EXERCISE DESCRIPTION
Omit the pictures and return every entry exactly as written.

______________________________

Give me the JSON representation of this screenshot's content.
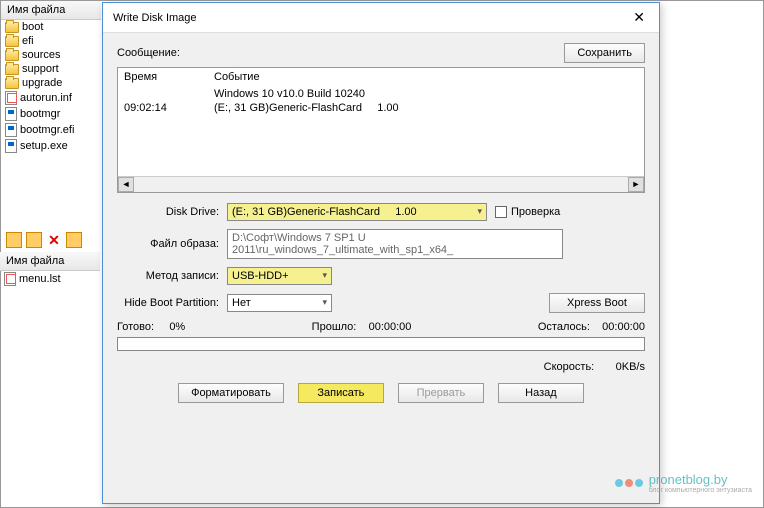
{
  "fileList": {
    "header": "Имя файла",
    "folders": [
      "boot",
      "efi",
      "sources",
      "support",
      "upgrade"
    ],
    "files": [
      {
        "name": "autorun.inf",
        "type": "ini"
      },
      {
        "name": "bootmgr",
        "type": "exe"
      },
      {
        "name": "bootmgr.efi",
        "type": "exe"
      },
      {
        "name": "setup.exe",
        "type": "exe"
      }
    ]
  },
  "fileListBottom": {
    "header": "Имя файла",
    "files": [
      {
        "name": "menu.lst",
        "type": "ini"
      }
    ]
  },
  "dialog": {
    "title": "Write Disk Image",
    "messageLabel": "Сообщение:",
    "saveBtn": "Сохранить",
    "log": {
      "timeHeader": "Время",
      "eventHeader": "Событие",
      "rows": [
        {
          "time": "",
          "event": "Windows 10 v10.0 Build 10240"
        },
        {
          "time": "09:02:14",
          "event": "(E:, 31 GB)Generic-FlashCard     1.00"
        }
      ]
    },
    "diskDrive": {
      "label": "Disk Drive:",
      "value": "(E:, 31 GB)Generic-FlashCard     1.00"
    },
    "checkLabel": "Проверка",
    "imageFile": {
      "label": "Файл образа:",
      "value": "D:\\Софт\\Windows 7 SP1 U 2011\\ru_windows_7_ultimate_with_sp1_x64_"
    },
    "writeMethod": {
      "label": "Метод записи:",
      "value": "USB-HDD+"
    },
    "hideBoot": {
      "label": "Hide Boot Partition:",
      "value": "Нет"
    },
    "xpressBoot": "Xpress Boot",
    "progress": {
      "readyLabel": "Готово:",
      "readyVal": "0%",
      "elapsedLabel": "Прошло:",
      "elapsedVal": "00:00:00",
      "remainLabel": "Осталось:",
      "remainVal": "00:00:00",
      "speedLabel": "Скорость:",
      "speedVal": "0KB/s"
    },
    "buttons": {
      "format": "Форматировать",
      "write": "Записать",
      "abort": "Прервать",
      "back": "Назад"
    }
  },
  "watermark": {
    "text": "pronetblog.by",
    "sub": "блог компьютерного энтузиаста"
  }
}
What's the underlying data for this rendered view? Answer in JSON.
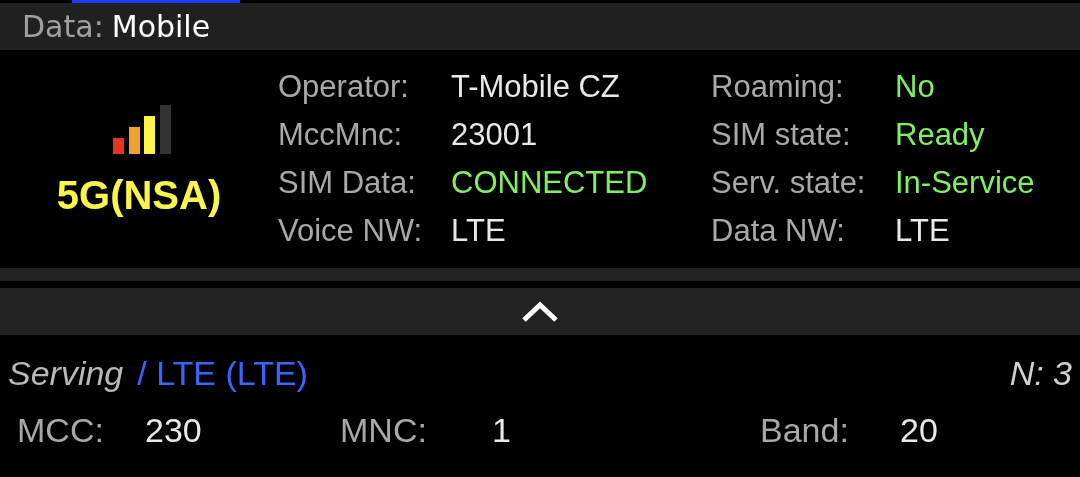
{
  "header": {
    "label": "Data:",
    "value": "Mobile"
  },
  "network": {
    "type": "5G(NSA)"
  },
  "info_left": [
    {
      "label": "Operator:",
      "value": "T-Mobile CZ",
      "color": "#e8e8e8"
    },
    {
      "label": "MccMnc:",
      "value": "23001",
      "color": "#e8e8e8"
    },
    {
      "label": "SIM Data:",
      "value": "CONNECTED",
      "color": "#80f060"
    },
    {
      "label": "Voice NW:",
      "value": "LTE",
      "color": "#e8e8e8"
    }
  ],
  "info_right": [
    {
      "label": "Roaming:",
      "value": "No",
      "color": "#80f060"
    },
    {
      "label": "SIM state:",
      "value": "Ready",
      "color": "#80f060"
    },
    {
      "label": "Serv. state:",
      "value": "In-Service",
      "color": "#80f060"
    },
    {
      "label": "Data NW:",
      "value": "LTE",
      "color": "#e8e8e8"
    }
  ],
  "serving": {
    "title": "Serving",
    "tech": "/ LTE (LTE)",
    "count": "N: 3"
  },
  "cell": [
    {
      "label": "MCC:",
      "value": "230"
    },
    {
      "label": "MNC:",
      "value": "1"
    },
    {
      "label": "Band:",
      "value": "20"
    }
  ]
}
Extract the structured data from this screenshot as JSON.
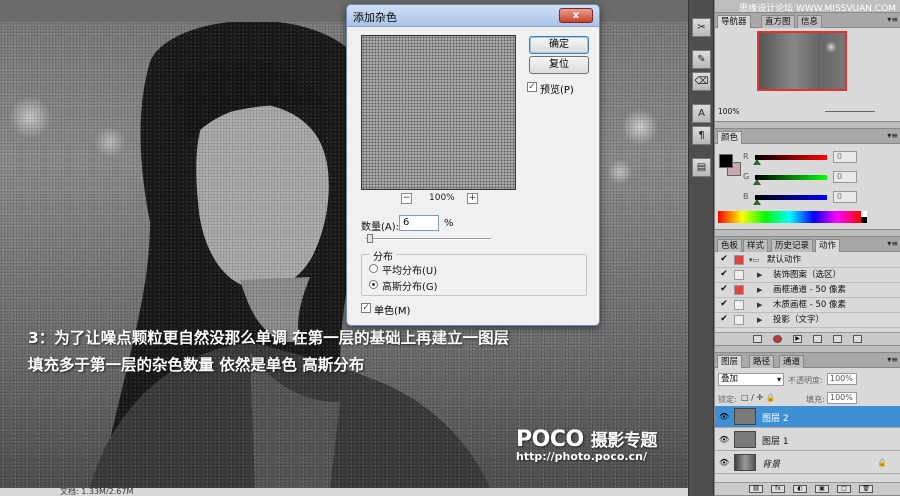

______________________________

ANSWER TO THIS TASK
Give me the JSON representation of this screenshot's content.
{
  "fileList": {
    "header": "Имя файла",
    "folders": [
      "boot",
      "efi",
      "sources",
      "support",
      "upgrade"
    ],
    "files": [
      {
        "name": "autorun.inf",
        "type": "ini"
      },
      {
        "name": "bootmgr",
        "type": "exe"
      },
      {
        "name": "bootmgr.efi",
        "type": "exe"
      },
      {
        "name": "setup.exe",
        "type": "exe"
      }
    ]
  },
  "fileListBottom": {
    "header": "Имя файла",
    "files": [
      {
        "name": "menu.lst",
        "type": "ini"
      }
    ]
  },
  "dialog": {
    "title": "Write Disk Image",
    "messageLabel": "Сообщение:",
    "saveBtn": "Сохранить",
    "log": {
      "timeHeader": "Время",
      "eventHeader": "Событие",
      "rows": [
        {
          "time": "",
          "event": "Windows 10 v10.0 Build 10240"
        },
        {
          "time": "09:02:14",
          "event": "(E:, 31 GB)Generic-FlashCard     1.00"
        }
      ]
    },
    "diskDrive": {
      "label": "Disk Drive:",
      "value": "(E:, 31 GB)Generic-FlashCard     1.00"
    },
    "checkLabel": "Проверка",
    "imageFile": {
      "label": "Файл образа:",
      "value": "D:\\Софт\\Windows 7 SP1 U 2011\\ru_windows_7_ultimate_with_sp1_x64_"
    },
    "writeMethod": {
      "label": "Метод записи:",
      "value": "USB-HDD+"
    },
    "hideBoot": {
      "label": "Hide Boot Partition:",
      "value": "Нет"
    },
    "xpressBoot": "Xpress Boot",
    "progress": {
      "readyLabel": "Готово:",
      "readyVal": "0%",
      "elapsedLabel": "Прошло:",
      "elapsedVal": "00:00:00",
      "remainLabel": "Осталось:",
      "remainVal": "00:00:00",
      "speedLabel": "Скорость:",
      "speedVal": "0KB/s"
    },
    "buttons": {
      "format": "Форматировать",
      "write": "Записать",
      "abort": "Прервать",
      "back": "Назад"
    }
  },
  "watermark": {
    "text": "pronetblog.by",
    "sub": "блог компьютерного энтузиаста"
  }
}
What's the underlying data for this rendered view? Answer in JSON.
{
  "header": {
    "label": "Data:",
    "value": "Mobile"
  },
  "network": {
    "type": "5G(NSA)"
  },
  "info_left": [
    {
      "label": "Operator:",
      "value": "T-Mobile CZ",
      "color": "#e8e8e8"
    },
    {
      "label": "MccMnc:",
      "value": "23001",
      "color": "#e8e8e8"
    },
    {
      "label": "SIM Data:",
      "value": "CONNECTED",
      "color": "#80f060"
    },
    {
      "label": "Voice NW:",
      "value": "LTE",
      "color": "#e8e8e8"
    }
  ],
  "info_right": [
    {
      "label": "Roaming:",
      "value": "No",
      "color": "#80f060"
    },
    {
      "label": "SIM state:",
      "value": "Ready",
      "color": "#80f060"
    },
    {
      "label": "Serv. state:",
      "value": "In-Service",
      "color": "#80f060"
    },
    {
      "label": "Data NW:",
      "value": "LTE",
      "color": "#e8e8e8"
    }
  ],
  "serving": {
    "title": "Serving",
    "tech": "/ LTE (LTE)",
    "count": "N: 3"
  },
  "cell": [
    {
      "label": "MCC:",
      "value": "230"
    },
    {
      "label": "MNC:",
      "value": "1"
    },
    {
      "label": "Band:",
      "value": "20"
    }
  ]
}
Extract the structured data from this screenshot as JSON.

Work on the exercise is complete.